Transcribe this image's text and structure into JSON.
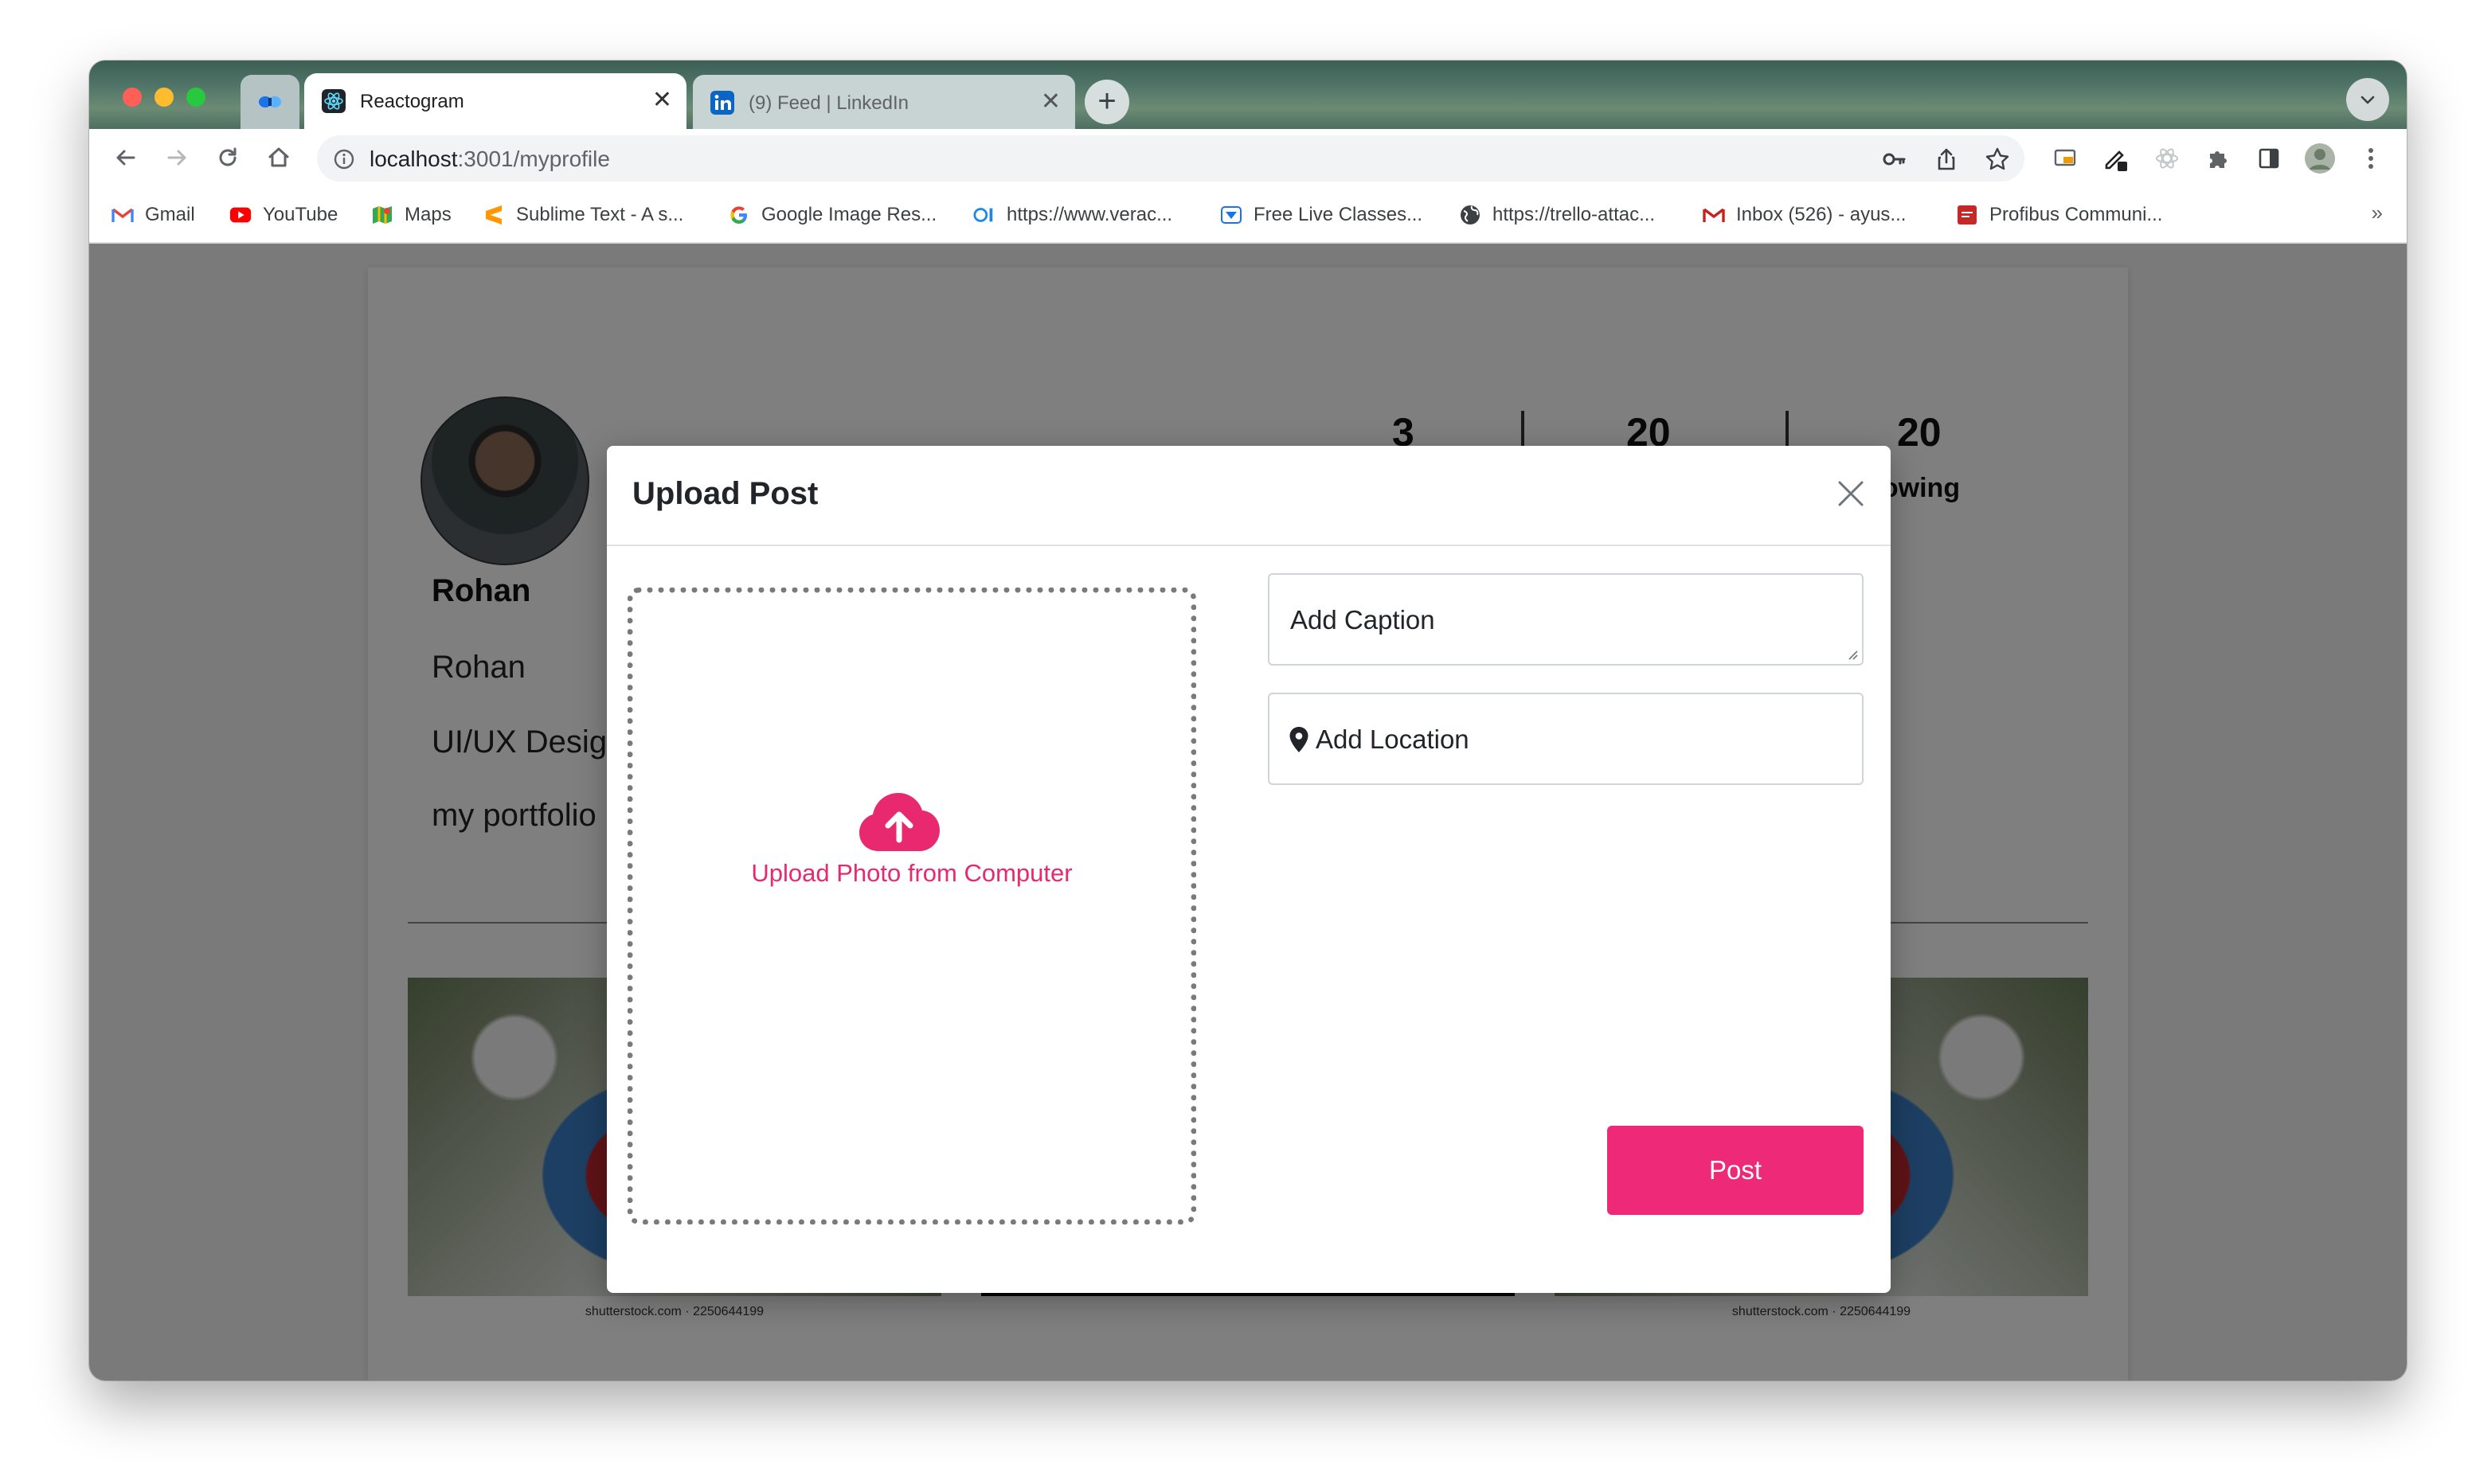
{
  "browser": {
    "tabs": [
      {
        "label": "Reactogram",
        "active": true
      },
      {
        "label": "(9) Feed | LinkedIn",
        "active": false
      }
    ],
    "close_glyph": "✕",
    "newtab_glyph": "+",
    "url_host": "localhost",
    "url_path": ":3001/myprofile"
  },
  "bookmarks": [
    {
      "label": "Gmail",
      "icon": "gmail-icon"
    },
    {
      "label": "YouTube",
      "icon": "youtube-icon"
    },
    {
      "label": "Maps",
      "icon": "maps-icon"
    },
    {
      "label": "Sublime Text - A s...",
      "icon": "sublime-icon"
    },
    {
      "label": "Google Image Res...",
      "icon": "google-icon"
    },
    {
      "label": "https://www.verac...",
      "icon": "veracode-icon"
    },
    {
      "label": "Free Live Classes...",
      "icon": "classes-icon"
    },
    {
      "label": "https://trello-attac...",
      "icon": "globe-icon"
    },
    {
      "label": "Inbox (526) - ayus...",
      "icon": "gmail-icon"
    },
    {
      "label": "Profibus Communi...",
      "icon": "profibus-icon"
    }
  ],
  "bookmarks_more": "»",
  "profile": {
    "name": "Rohan",
    "fullname": "Rohan",
    "title": "UI/UX Desig",
    "portfolio": "my portfolio",
    "stats": [
      {
        "value": "3"
      },
      {
        "value": "20"
      },
      {
        "value": "20",
        "label": "llowing"
      }
    ]
  },
  "posts": [
    {
      "caption": "shutterstock.com · 2250644199"
    },
    {
      "caption": ""
    },
    {
      "caption": "shutterstock.com · 2250644199"
    }
  ],
  "modal": {
    "title": "Upload Post",
    "upload_label": "Upload Photo from Computer",
    "caption_placeholder": "Add Caption",
    "location_placeholder": "Add Location",
    "post_button": "Post"
  },
  "colors": {
    "accent": "#ee2a78",
    "upload_text": "#e8286f"
  }
}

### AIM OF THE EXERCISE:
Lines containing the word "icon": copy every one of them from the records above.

### YOUR SOLUTION:
      "icon": "gmail-icon"
      "icon": "youtube-icon"
      "icon": "maps-icon"
      "icon": "sublime-icon"
      "icon": "google-icon"
      "icon": "veracode-icon"
      "icon": "classes-icon"
      "icon": "globe-icon"
      "icon": "gmail-icon"
      "icon": "profibus-icon"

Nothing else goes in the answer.